[[ Material for the task, beginning ]]
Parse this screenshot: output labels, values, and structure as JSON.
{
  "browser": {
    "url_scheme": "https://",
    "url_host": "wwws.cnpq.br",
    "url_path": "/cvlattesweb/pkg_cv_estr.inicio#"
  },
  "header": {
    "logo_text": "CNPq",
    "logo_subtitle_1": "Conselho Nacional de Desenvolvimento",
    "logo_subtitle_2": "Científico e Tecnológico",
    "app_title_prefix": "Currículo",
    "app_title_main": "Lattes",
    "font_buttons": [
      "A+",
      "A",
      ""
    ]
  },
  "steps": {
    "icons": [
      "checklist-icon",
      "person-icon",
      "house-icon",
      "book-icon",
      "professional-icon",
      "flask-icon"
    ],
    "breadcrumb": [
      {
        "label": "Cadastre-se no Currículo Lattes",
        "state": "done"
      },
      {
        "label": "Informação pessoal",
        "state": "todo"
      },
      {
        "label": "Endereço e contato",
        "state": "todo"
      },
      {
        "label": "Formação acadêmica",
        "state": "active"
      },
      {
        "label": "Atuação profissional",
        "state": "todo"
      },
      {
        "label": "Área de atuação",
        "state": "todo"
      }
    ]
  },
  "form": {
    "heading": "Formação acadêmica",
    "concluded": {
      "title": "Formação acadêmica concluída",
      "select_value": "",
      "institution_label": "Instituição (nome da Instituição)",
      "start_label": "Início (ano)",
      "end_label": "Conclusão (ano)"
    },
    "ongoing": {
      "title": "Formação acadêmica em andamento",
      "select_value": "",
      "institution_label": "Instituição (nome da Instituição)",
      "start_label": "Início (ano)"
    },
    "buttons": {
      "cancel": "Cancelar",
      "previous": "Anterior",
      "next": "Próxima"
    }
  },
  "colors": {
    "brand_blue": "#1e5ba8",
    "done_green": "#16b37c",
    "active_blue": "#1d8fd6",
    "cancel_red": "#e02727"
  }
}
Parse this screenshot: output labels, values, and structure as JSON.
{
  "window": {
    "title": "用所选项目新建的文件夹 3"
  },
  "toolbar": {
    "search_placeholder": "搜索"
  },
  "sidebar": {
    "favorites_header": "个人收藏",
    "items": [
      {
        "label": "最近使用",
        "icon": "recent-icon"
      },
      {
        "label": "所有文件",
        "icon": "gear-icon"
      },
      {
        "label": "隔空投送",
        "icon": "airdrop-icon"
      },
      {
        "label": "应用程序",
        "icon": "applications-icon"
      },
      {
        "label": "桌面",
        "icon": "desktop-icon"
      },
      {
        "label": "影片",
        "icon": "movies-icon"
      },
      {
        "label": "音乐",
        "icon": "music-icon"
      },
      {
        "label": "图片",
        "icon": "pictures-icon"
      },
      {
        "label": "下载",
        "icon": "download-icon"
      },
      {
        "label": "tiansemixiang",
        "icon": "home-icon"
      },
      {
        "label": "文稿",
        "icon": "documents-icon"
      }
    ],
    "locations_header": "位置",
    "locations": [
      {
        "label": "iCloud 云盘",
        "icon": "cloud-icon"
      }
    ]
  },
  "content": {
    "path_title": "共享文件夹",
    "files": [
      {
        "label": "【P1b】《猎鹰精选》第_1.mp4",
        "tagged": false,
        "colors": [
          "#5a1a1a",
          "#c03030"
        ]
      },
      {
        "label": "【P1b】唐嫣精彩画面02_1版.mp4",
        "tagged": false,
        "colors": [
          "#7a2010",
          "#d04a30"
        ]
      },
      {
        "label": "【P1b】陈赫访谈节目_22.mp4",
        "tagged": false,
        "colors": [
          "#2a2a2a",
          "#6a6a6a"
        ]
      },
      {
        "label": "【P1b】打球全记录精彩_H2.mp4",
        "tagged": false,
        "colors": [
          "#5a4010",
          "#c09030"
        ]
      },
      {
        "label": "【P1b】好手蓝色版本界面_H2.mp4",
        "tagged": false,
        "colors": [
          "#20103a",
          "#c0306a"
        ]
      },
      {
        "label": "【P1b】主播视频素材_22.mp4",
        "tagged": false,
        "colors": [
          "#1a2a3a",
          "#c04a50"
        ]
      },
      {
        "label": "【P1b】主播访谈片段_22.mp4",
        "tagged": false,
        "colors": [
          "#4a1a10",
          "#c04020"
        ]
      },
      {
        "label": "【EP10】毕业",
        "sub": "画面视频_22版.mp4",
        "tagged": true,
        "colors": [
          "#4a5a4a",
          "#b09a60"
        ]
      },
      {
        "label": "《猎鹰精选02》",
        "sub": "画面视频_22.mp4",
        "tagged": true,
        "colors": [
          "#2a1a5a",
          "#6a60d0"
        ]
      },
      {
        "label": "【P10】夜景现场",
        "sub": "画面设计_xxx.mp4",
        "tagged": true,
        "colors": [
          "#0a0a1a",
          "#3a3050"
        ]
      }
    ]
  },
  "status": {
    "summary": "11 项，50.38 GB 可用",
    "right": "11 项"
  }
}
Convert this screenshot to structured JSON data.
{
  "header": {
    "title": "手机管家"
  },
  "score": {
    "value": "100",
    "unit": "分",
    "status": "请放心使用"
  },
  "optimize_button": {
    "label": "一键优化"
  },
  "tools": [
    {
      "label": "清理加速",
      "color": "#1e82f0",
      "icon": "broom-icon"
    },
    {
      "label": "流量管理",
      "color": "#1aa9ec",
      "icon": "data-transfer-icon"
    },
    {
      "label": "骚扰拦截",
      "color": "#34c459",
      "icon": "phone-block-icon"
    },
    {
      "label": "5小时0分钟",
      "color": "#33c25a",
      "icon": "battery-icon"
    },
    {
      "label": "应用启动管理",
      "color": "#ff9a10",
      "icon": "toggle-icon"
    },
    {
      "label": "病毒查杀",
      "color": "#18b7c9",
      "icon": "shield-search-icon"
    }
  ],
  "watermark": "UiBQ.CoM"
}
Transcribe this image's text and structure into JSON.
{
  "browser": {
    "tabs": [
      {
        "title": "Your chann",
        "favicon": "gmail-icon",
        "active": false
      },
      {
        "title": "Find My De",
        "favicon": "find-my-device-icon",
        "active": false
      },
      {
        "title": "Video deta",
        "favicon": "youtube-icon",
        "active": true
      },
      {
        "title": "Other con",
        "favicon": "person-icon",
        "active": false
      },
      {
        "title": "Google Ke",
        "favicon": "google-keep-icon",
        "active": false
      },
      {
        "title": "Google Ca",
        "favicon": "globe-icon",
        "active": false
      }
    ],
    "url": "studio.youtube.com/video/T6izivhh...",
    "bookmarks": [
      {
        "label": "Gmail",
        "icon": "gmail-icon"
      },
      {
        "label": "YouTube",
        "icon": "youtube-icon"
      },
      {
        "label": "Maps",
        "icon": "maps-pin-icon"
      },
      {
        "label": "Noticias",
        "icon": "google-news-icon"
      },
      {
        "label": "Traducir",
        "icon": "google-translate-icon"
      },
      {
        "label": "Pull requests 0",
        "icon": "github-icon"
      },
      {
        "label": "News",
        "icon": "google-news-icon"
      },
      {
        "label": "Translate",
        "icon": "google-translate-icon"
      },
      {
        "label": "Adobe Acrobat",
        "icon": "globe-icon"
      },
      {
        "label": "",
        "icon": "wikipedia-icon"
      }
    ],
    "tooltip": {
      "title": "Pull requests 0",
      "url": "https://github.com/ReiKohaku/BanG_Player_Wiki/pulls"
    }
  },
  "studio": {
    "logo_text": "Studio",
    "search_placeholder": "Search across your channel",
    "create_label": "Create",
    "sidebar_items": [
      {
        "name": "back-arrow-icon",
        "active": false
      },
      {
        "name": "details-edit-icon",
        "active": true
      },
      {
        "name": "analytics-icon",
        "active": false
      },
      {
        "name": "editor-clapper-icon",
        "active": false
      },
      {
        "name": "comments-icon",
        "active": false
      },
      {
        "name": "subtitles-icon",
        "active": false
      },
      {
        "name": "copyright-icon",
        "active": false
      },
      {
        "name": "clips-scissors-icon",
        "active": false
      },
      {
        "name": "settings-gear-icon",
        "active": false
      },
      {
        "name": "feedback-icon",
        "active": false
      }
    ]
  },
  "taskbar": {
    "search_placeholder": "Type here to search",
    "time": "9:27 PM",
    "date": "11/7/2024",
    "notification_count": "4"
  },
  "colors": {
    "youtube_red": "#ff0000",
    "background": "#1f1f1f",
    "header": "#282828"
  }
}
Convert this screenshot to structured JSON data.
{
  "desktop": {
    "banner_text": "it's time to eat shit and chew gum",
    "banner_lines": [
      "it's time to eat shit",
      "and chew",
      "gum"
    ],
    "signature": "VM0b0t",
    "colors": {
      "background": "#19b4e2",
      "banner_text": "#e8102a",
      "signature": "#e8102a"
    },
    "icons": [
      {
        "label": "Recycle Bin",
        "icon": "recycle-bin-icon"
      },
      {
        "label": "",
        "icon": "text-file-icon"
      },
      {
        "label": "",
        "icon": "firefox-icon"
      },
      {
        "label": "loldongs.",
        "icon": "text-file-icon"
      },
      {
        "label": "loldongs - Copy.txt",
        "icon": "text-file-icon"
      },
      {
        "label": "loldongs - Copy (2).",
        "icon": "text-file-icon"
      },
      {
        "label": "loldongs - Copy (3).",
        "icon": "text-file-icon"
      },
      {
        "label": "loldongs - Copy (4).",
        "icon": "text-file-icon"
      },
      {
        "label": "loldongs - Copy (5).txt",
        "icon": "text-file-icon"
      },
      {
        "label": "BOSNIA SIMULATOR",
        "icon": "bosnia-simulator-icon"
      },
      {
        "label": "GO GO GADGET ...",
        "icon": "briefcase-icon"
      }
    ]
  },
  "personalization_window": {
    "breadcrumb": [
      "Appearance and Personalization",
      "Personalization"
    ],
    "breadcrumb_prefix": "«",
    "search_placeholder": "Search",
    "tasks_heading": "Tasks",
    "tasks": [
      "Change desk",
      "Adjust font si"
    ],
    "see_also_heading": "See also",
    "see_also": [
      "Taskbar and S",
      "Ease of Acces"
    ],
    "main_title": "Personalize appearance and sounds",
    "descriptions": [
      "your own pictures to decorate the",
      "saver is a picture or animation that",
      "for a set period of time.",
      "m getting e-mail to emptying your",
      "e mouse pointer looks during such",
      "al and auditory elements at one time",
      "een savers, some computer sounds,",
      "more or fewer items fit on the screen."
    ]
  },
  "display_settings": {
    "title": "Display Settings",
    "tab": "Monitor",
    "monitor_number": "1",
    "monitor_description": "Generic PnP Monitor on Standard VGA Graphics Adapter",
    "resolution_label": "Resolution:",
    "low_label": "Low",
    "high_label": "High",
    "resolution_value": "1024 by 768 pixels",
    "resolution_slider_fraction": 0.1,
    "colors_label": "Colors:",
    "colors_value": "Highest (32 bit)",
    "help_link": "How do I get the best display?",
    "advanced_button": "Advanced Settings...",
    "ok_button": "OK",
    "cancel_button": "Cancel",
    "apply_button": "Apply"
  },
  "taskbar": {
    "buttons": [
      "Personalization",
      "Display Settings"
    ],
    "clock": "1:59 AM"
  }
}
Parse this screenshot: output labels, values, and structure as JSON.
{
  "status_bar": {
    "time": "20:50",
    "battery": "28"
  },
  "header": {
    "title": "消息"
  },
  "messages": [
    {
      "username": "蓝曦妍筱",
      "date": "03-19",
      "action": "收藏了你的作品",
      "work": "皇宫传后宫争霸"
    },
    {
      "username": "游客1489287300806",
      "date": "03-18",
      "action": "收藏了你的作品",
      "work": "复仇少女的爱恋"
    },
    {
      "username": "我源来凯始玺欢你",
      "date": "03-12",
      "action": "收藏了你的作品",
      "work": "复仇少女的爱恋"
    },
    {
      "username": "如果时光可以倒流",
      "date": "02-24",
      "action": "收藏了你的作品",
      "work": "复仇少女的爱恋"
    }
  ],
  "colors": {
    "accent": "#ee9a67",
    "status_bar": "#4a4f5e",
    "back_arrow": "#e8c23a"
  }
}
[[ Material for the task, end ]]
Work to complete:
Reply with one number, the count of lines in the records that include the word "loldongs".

Answer to this problem:
6